Dr. Vandana Jain
People cannot wait to trade in glasses for lenses or corrective surgery. But it is important to be well-informed.
CONTACT LENS CARE
Bio-compatibility with the eye is at least as important, if not more, as it is with conventional lenses since they may allow less oxygen to reach the surface of the eye, in addition to disrupting the tear film. Corneal ulcers and infections are associated with the use of cosmetic contact lenses. Uncontrolled infection can lead to corneal scarring and vision impairment. In extreme cases, this can result in blindness and eye loss. Other risks include conjunctivitis, corneal swelling, allergic reactions, corneal abrasion from poor lens fit and reduced vision. Appropriate handling and hygiene are essential, as is complying with wearing times and frequency of replacement recommended by an ophthalmologist.

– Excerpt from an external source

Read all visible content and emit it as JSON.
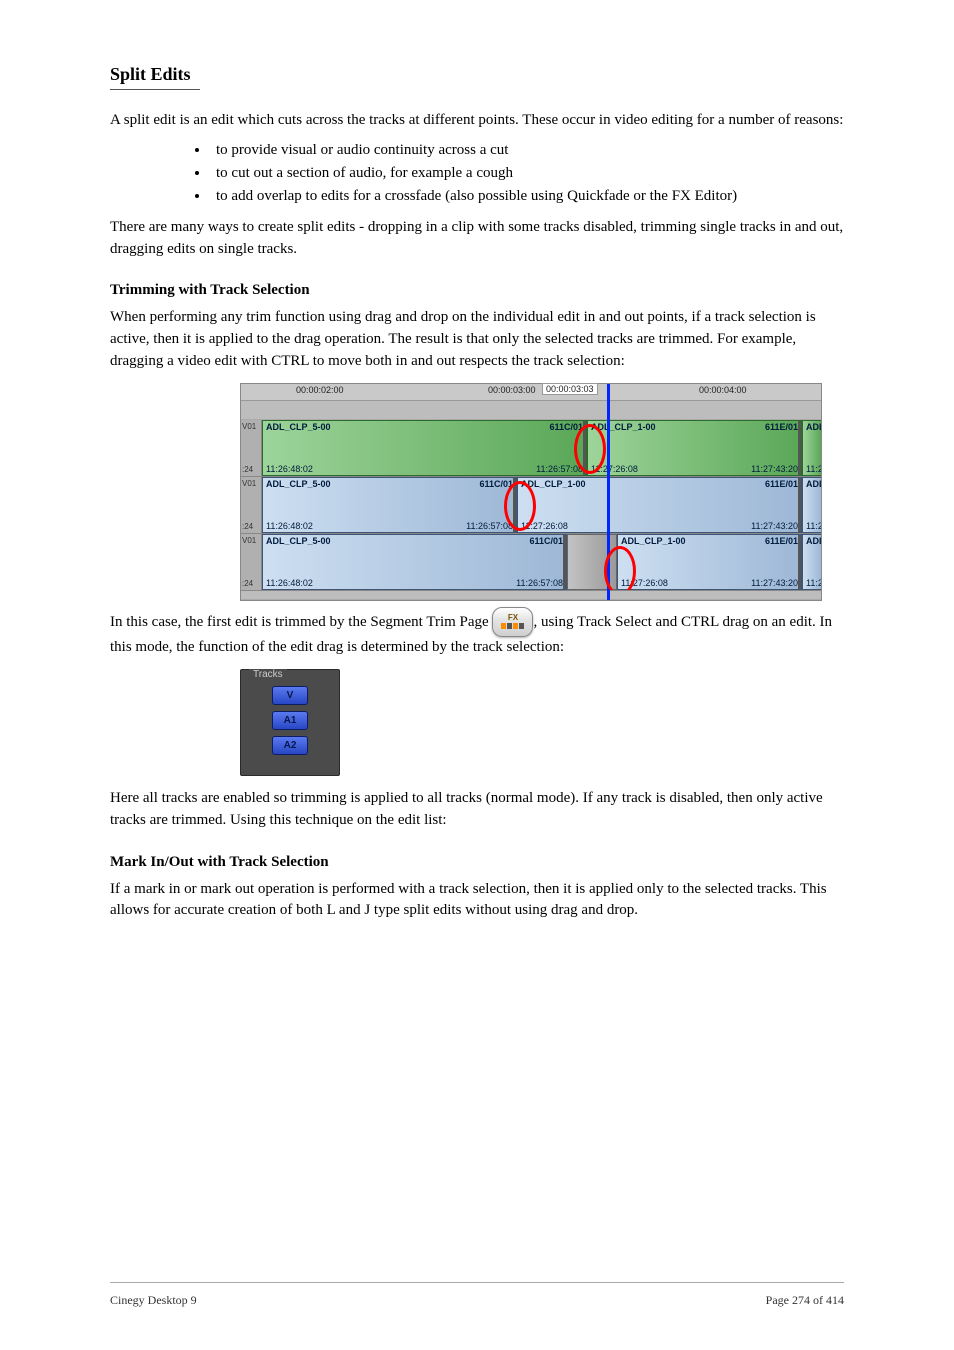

LOWDOWN ON LASIK
Contact lenses had become “just intolerable” for Ritu, who had worn them for two decades. So last month she opted for Lasik (Laser-Assisted in Situ Keratomileusis), an eye surgery in which lasers were used on the cornea to obliterate slivers of tissue, and improve the eye’s ability to see. With advanced machines that use wave-front technology, customized and precise excision is possible. But potential candidates should be well educated on benefits and risks, understand the importance of a thorough screening, and have realistic expectations about the outcome. Anita Chauhan would agree. She had a corneal transplant after she developed a complication from a Lasik procedure. Chauhan had ignored warnings from numerous specialists about the thinness of her cornea. It resulted in further thinning and abnormal bulging of her cornea 10 years after the surgery. “She was in horrific pain,” says her mother, Sushma, who lobbies for awareness about Lasik. Lasik may not be the right option if:
Dr Jain is a cataract, cornea, and refractive surgeon, Aditya Jyot Hospital Eye Hospital Pvt. Ltd.
Authored By: Dr. Vandana Jain